Solar projects totalling just under 2GW have secured CfDs in the latest Allocation Round, the most of any technology. Around 400MW is to be delivered in 2025-2026, 150MW in 2026-2027 and 1.4GW in 2027-2028, according to the results. The strike price for all projects is £47 per megawatt-hour. The largest successful scheme is being developed by Enso in England. The name of the 57MW project has not been disclosed. Fifteen projects of around 50MW were also backed in the round. Lightsource’s Hulam scheme will be delivered in 2027-2028 with CfD backing while JBM won support for a number of schemes including the 50MW Ashorne and Stoneshollow. Low Carbon has been offered contracts for ten solar projects with a capacity of more than 350MWp. Chief investment officer at Low Carbon, Steve Mack said: “Together these projects, coupled with more than 300MWp we secured in last year’s auction, will play an important role in supporting the rollout of solar energy across the UK and provide investment certainty in the solar supply chain as we look to make further progress on reaching net zero.
“They will also make a material contribution to the UK’s energy security and cut bills for consumers, while creating further momentum for our own ambition of delivering 20GW of new renewable energy capacity by 2030.” RWE secured four solar and two solar co-located with battery storage renewable energy projects.
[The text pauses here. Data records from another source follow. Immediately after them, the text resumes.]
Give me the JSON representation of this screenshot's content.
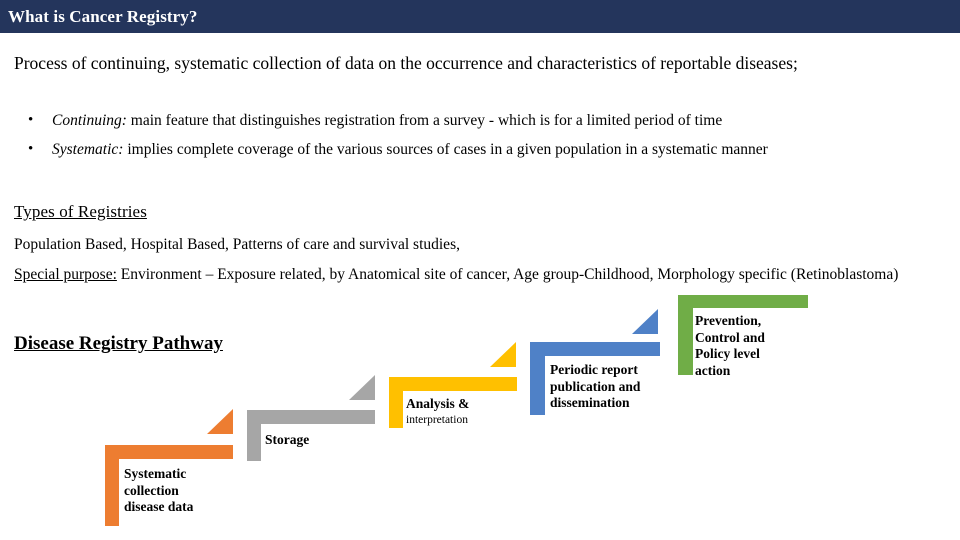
{
  "slide": {
    "title": "What is Cancer Registry?",
    "title_bar_color": "#24355C",
    "background": "#FFFFFF"
  },
  "content": {
    "intro": "Process of continuing, systematic collection of data on the  occurrence and characteristics of reportable diseases;",
    "bullets": [
      {
        "marker": "•",
        "lead": "Continuing:",
        "text": " main feature that distinguishes registration from a survey - which is for a  limited period of time"
      },
      {
        "marker": "•",
        "lead": "Systematic:",
        "text": " implies complete coverage of the  various sources of cases in a given  population  in a systematic manner"
      }
    ],
    "section_heading": "Types of Registries",
    "paragraph_1": "Population Based, Hospital Based, Patterns of care and survival studies,",
    "paragraph_2_lead": "Special purpose:",
    "paragraph_2": " Environment – Exposure related, by Anatomical site of cancer, Age group-Childhood, Morphology specific (Retinoblastoma)"
  },
  "diagram": {
    "heading": "Disease Registry Pathway",
    "steps": [
      {
        "id": "systematic-collection",
        "color": "#ED7D31",
        "label_main": "Systematic\ncollection\ndisease data",
        "label_line1": "Systematic",
        "label_line2": "collection",
        "label_line3": "disease data",
        "label_sub": "",
        "has_arrow": true
      },
      {
        "id": "storage",
        "color": "#A6A6A6",
        "label_main": "Storage",
        "label_line1": "Storage",
        "label_line2": "",
        "label_line3": "",
        "label_sub": "",
        "has_arrow": true
      },
      {
        "id": "analysis-interpretation",
        "color": "#FFC000",
        "label_main": "Analysis &",
        "label_line1": "Analysis &",
        "label_line2": "",
        "label_line3": "",
        "label_sub": "interpretation",
        "has_arrow": true
      },
      {
        "id": "periodic-report",
        "color": "#4F81C7",
        "label_main": "Periodic report",
        "label_line1": "Periodic report",
        "label_line2": "publication and",
        "label_line3": "dissemination",
        "label_sub": "",
        "has_arrow": true
      },
      {
        "id": "prevention-control",
        "color": "#70AD47",
        "label_main": "Prevention,",
        "label_line1": "Prevention,",
        "label_line2": "Control and",
        "label_line3": "Policy level",
        "label_line4": "action",
        "label_sub": "",
        "has_arrow": false
      }
    ]
  }
}
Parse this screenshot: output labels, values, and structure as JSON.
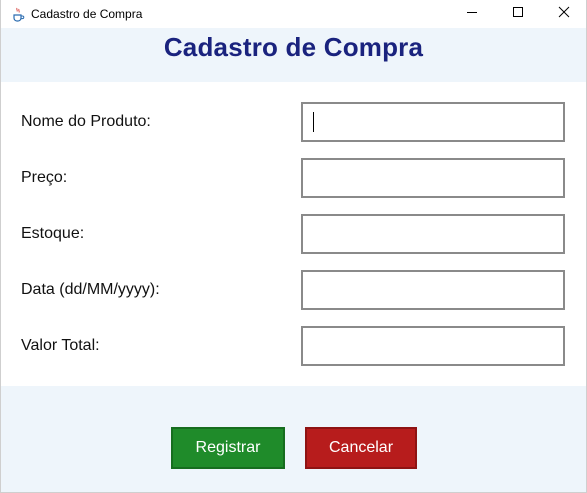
{
  "window": {
    "title": "Cadastro de Compra"
  },
  "header": {
    "title": "Cadastro de Compra"
  },
  "form": {
    "fields": [
      {
        "label": "Nome do Produto:",
        "value": ""
      },
      {
        "label": "Preço:",
        "value": ""
      },
      {
        "label": "Estoque:",
        "value": ""
      },
      {
        "label": "Data (dd/MM/yyyy):",
        "value": ""
      },
      {
        "label": "Valor Total:",
        "value": ""
      }
    ]
  },
  "buttons": {
    "register_label": "Registrar",
    "cancel_label": "Cancelar"
  },
  "colors": {
    "header_bg": "#eef5fb",
    "title_color": "#1a237e",
    "register_bg": "#1f8b2a",
    "cancel_bg": "#b71c1c"
  },
  "icons": {
    "app": "java-app-icon",
    "minimize": "minimize-icon",
    "maximize": "maximize-icon",
    "close": "close-icon"
  }
}
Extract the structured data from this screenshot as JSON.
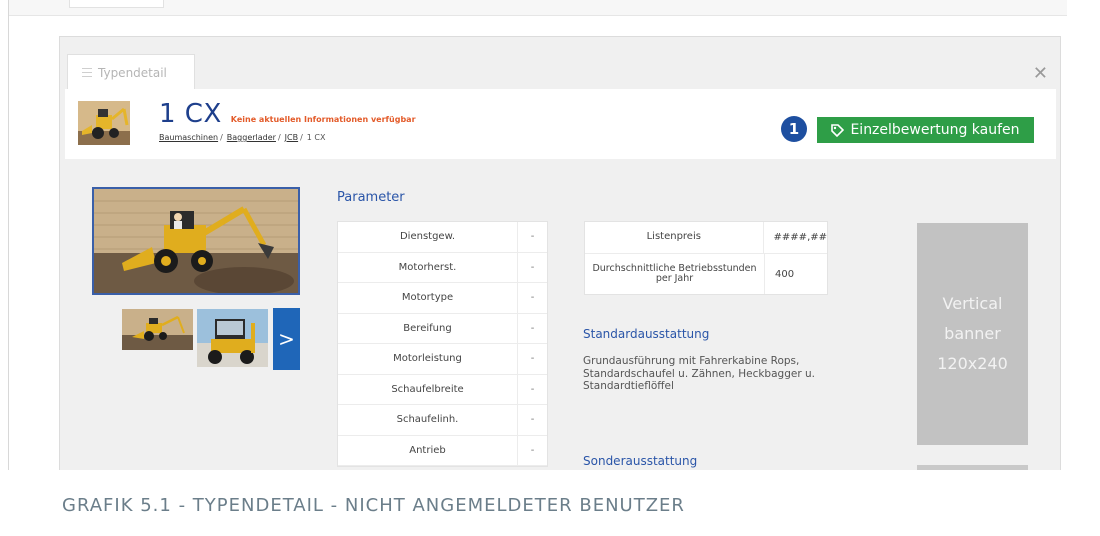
{
  "tab": {
    "label": "Typendetail"
  },
  "header": {
    "title": "1 CX",
    "no_info": "Keine aktuellen Informationen verfügbar",
    "breadcrumb": [
      "Baumaschinen",
      "Baggerlader",
      "JCB",
      "1 CX"
    ]
  },
  "actions": {
    "badge": "1",
    "buy_label": "Einzelbewertung kaufen",
    "buy_icon": "tag-icon",
    "next_label": ">"
  },
  "parameter": {
    "title": "Parameter",
    "rows": [
      {
        "name": "Dienstgew.",
        "value": "-"
      },
      {
        "name": "Motorherst.",
        "value": "-"
      },
      {
        "name": "Motortype",
        "value": "-"
      },
      {
        "name": "Bereifung",
        "value": "-"
      },
      {
        "name": "Motorleistung",
        "value": "-"
      },
      {
        "name": "Schaufelbreite",
        "value": "-"
      },
      {
        "name": "Schaufelinh.",
        "value": "-"
      },
      {
        "name": "Antrieb",
        "value": "-"
      }
    ]
  },
  "prices": [
    {
      "name": "Listenpreis",
      "value": "####,##"
    },
    {
      "name": "Durchschnittliche Betriebsstunden per Jahr",
      "value": "400"
    }
  ],
  "standard": {
    "title": "Standardausstattung",
    "text": "Grundausführung mit Fahrerkabine Rops, Standardschaufel u. Zähnen, Heckbagger u. Standardtieflöffel"
  },
  "sonder": {
    "title": "Sonderausstattung"
  },
  "banner": {
    "line1": "Vertical",
    "line2": "banner",
    "line3": "120x240"
  },
  "caption": "GRAFIK 5.1 - TYPENDETAIL - NICHT ANGEMELDETER BENUTZER",
  "colors": {
    "title_blue": "#1e3f8c",
    "accent_orange": "#e35b2a",
    "buy_green": "#2e9e47",
    "badge_blue": "#1e4fa0",
    "link_blue": "#2a55a8"
  }
}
Katja Wünschel, chief executive for onshore wind and solar Europe & Australia at RWE Renewables, said the auction would “drive forward an ambitious solar portfolio, beginning with the construction of our first solar project in the UK, as one of the country’s leading solar energy partners”. She added: “It’s an important success for the teams supporting those technologies, especially those behind our rapidly expanding new solar business in the UK. “The expansion of renewable energies must be swift and decisive if we’re to achieve the government’s net zero targets and RWE is playing its part by targeting the rapid deployment of an exciting pipeline of new onshore and solar projects.”
Chris Hewett, chief executive of Solar Energy UK, added: “We are pleased that so many solar projects have been successful in AR5, particularly as solar has only recently been able to participate. “This shows how resilient solar has become to economic shocks. It remains the cheapest way to generate power in the UK. “That said, we need to be roughly doubling the pace of solar installations to meet the Government’s capacity target of 70GW by 2035. “CfDs are far from the only route to market for utility-scale solar. Some developers will prefer to sell on a merchant basis or seek a long term power purchase agreement. “The AR5 results are therefore not a cap on deployment of solar farms and we are seeing record high rooftop solar installation in 2023.”
Credits: renews.biz [Image: Lightsource]